Geoff was an accountant who was highly intelligent, had a good analytical mind and excellent accounting skills. Geoff had two outstanding qualities; firstly, his commitment to accuracy, attention to detail and thoroughness in every accounting task he did was absolute. Secondly, he had a superb capacity to bring intellectual order out of chaos and complexity. He was often given the task of straightening out the accounts of firms or government offices that were a maze of complexity and disorder – and very quickly he had them organised in a logical, systematic and comprehensible way.
These qualities made him an excellent and very successful accountant. This led him to being made partner by age 30 and he was then promoted to lead a practice group within his accounting firm. However, as a personality Geoff tended to be very introverted and lived inside his head. He had rarely interacted with people, had no people skills – and when he did interact with others his intense focus on detail and thoroughness often made him seen fussy and nit picking. Thus, while he was a superb accountant, he was very poorly equipped to lead a practice group.
Because of this, Geoff was sent to me for leadership coaching by his firm’s managing partner. Geoff began by telling me about his shyness and introversion and how difficult it was for him to lead others. After I listened to Geoff describe this problem, I began by asking Geoff the really key question: Did he actually want to become a leader – or would he really prefer to turn down the leadership position and remain an excellent accountant? This question startled him and after a minute or two of thinking about it he said he didn’t know, but he would be willing to give it a try!
Based on this decision, we then worked on strategies for helping Geoff develop as a leader that required two approaches: one that he could begin at work immediately, the other that he would pursue outside of work. The outside of work strategies involved taking formal courses in personal development and communication skills that would help him overcome his shyness and connect more easily with people.
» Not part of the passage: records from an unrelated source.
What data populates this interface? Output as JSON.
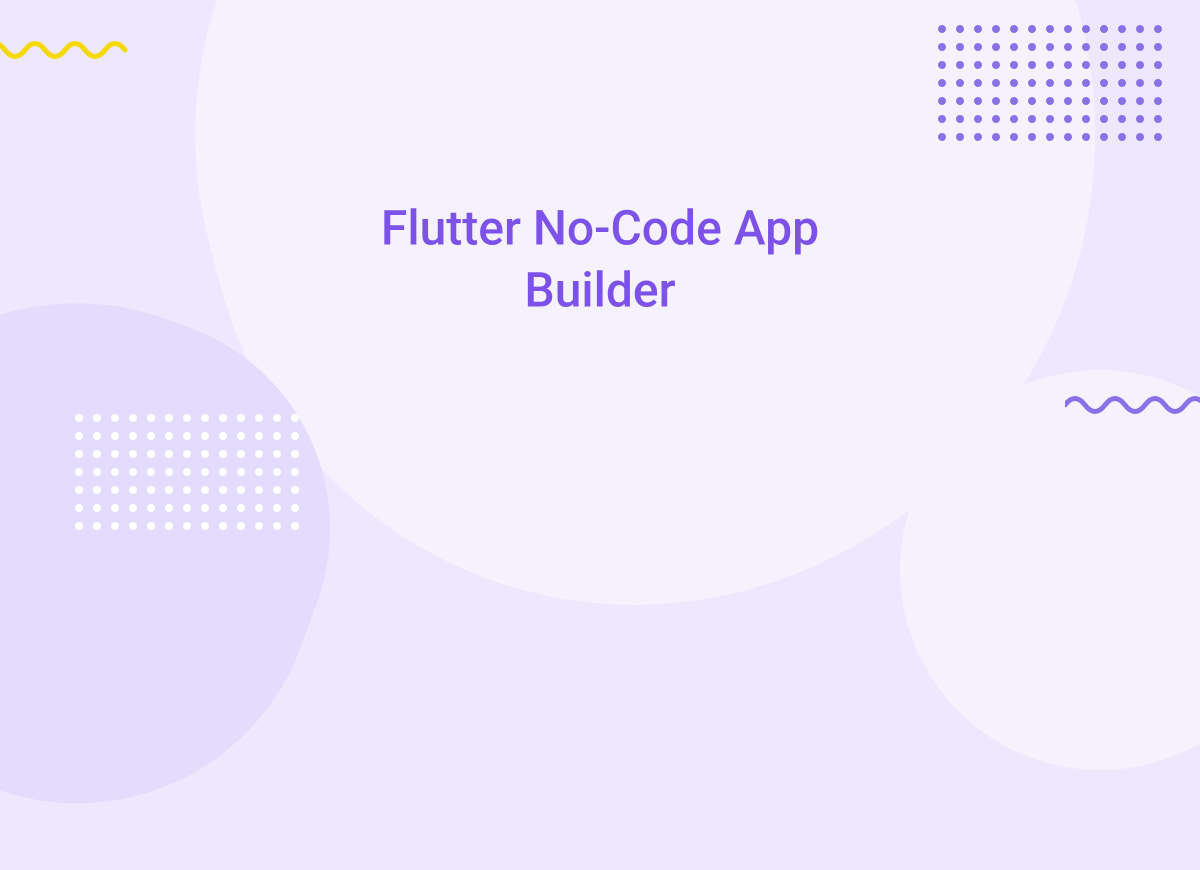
{
  "hero": {
    "title": "Flutter No-Code App Builder"
  },
  "colors": {
    "primary": "#7C52E8",
    "accent_purple": "#8B71E8",
    "accent_yellow": "#F5D900",
    "bg_light": "#F5F2FE",
    "bg_medium": "#EDE8FD",
    "bg_blob": "#E4DCFC",
    "white": "#FFFFFF"
  }
}
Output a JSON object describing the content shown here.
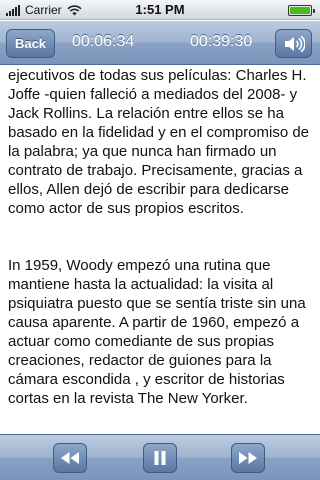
{
  "status_bar": {
    "carrier": "Carrier",
    "time": "1:51 PM",
    "battery_level": 1.0
  },
  "player": {
    "back_label": "Back",
    "elapsed": "00:06:34",
    "total": "00:39:30",
    "volume_icon": "speaker-icon"
  },
  "content": {
    "paragraphs": [
      "ejecutivos de todas sus películas: Charles H. Joffe -quien falleció a mediados del 2008- y Jack Rollins. La relación entre ellos se ha basado en la fidelidad y en el compromiso de la palabra; ya que nunca han firmado un contrato de trabajo. Precisamente, gracias a ellos, Allen dejó de escribir para dedicarse como actor de sus propios escritos.",
      "In 1959, Woody empezó una rutina que mantiene hasta la actualidad: la visita al psiquiatra puesto que se sentía triste sin una causa aparente. A partir de 1960, empezó a actuar como comediante de sus propias creaciones, redactor de guiones para  la cámara escondida , y escritor de historias cortas en la revista The New Yorker."
    ]
  },
  "toolbar": {
    "rewind_icon": "rewind-icon",
    "pause_icon": "pause-icon",
    "forward_icon": "fast-forward-icon"
  }
}
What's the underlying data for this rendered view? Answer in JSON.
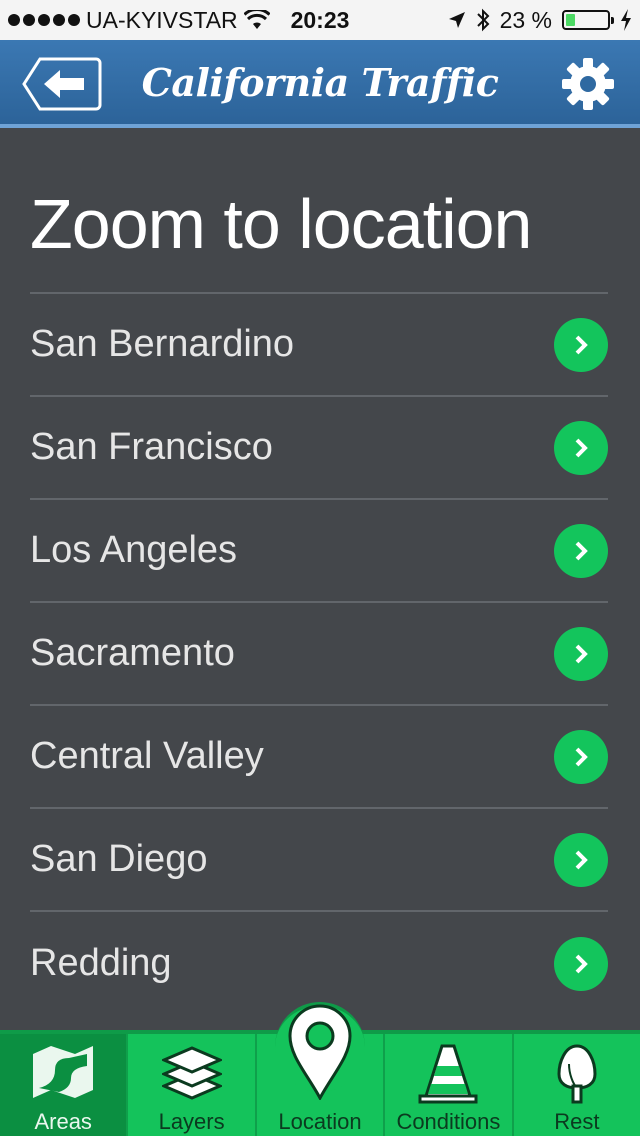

Geoff was initially very uncomfortable doing this, but within about six months he found himself making good progress and was beginning to actually enjoy himself.
At work the strategy was to shift his role from “monitoring and correcting” the work of his practice group to becoming a mentor to them. Geoff had two qualities that could help him play this mentoring role effectively. Firstly, he had superb accounting skills and vast experience to draw upon in mentoring his people; secondly, he cared so much about the quality of work put out by his practice group that he possessed a natural motivation to help his people learn to perform really well. It was just a question of Geoff learning to use their mistakes or lack of knowledge as an opportunity to teach them – rather than his current practice of being fussy and critical.
I trained Geoff in a technique for identifying and anticipating when he was about to go into “critical and fussy” mode – and then how to relax and to shift his internal mental state (and thus his behaviour) into “teaching and mentoring” mode. He agreed to begin this at work immediately and over the next six months he made such rapid progress that morale rose quite rapidly in his practice group. During that six months word about this got around – and the managing partner contacted me and said that their HR department had begun getting requests by other staff to join Geoff’s practice group. Given his initial limitations Geoff made a truly remarkable transition into a fine leader.
Have you or anyone you know made the transition from technician to leader? Was this difficult? How was this achieved?